ABOUT THIS TASK: Report each line from the data below that holds the word "title".

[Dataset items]
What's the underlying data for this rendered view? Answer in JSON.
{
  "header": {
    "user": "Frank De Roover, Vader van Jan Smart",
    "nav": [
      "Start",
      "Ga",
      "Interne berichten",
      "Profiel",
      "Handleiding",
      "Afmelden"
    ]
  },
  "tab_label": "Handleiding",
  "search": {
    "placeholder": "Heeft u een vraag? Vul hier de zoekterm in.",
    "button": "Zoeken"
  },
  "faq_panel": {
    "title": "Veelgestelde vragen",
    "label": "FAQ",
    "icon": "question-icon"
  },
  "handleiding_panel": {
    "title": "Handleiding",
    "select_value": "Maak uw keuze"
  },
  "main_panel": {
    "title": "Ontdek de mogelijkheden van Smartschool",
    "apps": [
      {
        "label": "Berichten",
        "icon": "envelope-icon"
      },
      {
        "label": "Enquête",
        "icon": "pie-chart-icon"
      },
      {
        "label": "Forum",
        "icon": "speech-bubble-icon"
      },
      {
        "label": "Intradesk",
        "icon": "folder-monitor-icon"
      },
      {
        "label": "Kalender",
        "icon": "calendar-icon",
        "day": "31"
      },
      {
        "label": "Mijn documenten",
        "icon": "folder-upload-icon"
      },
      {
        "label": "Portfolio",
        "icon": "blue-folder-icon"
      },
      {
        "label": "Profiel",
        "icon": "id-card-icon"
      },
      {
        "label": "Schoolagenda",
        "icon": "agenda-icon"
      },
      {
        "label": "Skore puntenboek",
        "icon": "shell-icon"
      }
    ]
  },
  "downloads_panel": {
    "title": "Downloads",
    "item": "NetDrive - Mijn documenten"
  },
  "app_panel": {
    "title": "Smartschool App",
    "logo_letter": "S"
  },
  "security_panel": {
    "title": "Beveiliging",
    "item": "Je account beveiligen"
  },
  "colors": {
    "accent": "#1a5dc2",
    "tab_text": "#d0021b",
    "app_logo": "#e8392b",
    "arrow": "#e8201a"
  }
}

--

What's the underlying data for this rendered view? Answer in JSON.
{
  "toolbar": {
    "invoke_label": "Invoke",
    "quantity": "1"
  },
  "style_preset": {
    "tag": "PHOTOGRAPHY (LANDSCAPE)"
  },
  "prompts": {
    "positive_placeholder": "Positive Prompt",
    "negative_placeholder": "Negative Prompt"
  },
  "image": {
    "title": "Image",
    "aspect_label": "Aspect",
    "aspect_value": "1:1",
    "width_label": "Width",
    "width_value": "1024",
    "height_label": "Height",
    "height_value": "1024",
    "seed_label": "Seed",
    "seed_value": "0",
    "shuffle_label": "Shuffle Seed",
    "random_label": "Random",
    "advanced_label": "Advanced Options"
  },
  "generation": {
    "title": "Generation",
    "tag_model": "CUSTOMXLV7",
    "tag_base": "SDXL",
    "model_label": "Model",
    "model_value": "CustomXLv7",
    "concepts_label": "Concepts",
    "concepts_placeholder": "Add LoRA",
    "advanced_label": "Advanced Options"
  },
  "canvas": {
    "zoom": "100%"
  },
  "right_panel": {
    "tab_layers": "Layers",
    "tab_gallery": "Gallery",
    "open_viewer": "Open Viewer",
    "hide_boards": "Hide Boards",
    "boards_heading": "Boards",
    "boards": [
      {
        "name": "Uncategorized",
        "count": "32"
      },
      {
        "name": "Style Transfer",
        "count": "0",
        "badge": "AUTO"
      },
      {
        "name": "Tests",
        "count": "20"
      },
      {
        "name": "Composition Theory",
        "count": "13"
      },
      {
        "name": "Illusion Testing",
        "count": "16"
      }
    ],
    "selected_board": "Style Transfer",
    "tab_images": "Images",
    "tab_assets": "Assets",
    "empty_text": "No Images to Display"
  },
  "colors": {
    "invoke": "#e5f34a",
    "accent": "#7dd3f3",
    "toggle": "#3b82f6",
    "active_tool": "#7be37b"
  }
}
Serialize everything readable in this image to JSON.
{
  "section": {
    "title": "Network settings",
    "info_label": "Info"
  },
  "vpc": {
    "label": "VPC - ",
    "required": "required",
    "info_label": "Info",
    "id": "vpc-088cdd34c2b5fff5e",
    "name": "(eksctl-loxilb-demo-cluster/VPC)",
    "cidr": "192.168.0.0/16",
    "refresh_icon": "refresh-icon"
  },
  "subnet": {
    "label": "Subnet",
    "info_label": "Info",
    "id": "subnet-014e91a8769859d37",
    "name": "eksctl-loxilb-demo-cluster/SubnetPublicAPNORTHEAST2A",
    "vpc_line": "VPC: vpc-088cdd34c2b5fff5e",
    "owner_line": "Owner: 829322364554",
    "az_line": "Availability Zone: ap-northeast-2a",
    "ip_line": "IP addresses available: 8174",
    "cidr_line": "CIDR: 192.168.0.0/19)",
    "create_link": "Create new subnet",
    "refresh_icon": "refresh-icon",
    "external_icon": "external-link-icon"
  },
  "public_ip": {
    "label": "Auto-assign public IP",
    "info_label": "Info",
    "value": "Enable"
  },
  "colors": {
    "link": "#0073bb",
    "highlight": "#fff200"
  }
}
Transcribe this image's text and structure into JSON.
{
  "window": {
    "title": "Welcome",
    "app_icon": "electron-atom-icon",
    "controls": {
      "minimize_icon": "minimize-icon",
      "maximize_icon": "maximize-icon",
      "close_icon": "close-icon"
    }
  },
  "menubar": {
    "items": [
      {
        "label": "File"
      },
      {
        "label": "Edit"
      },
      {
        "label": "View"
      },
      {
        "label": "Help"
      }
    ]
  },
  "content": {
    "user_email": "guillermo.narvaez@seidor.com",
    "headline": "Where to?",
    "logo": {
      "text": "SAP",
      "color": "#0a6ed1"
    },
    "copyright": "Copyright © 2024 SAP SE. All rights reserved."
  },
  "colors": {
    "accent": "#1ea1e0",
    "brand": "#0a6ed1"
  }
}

EXPECTED ANSWER:
    "title": "Veelgestelde vragen",
    "title": "Handleiding",
    "title": "Ontdek de mogelijkheden van Smartschool",
    "title": "Downloads",
    "title": "Smartschool App",
    "title": "Beveiliging",
    "title": "Image",
    "title": "Generation",
    "title": "Network settings",
    "title": "Welcome",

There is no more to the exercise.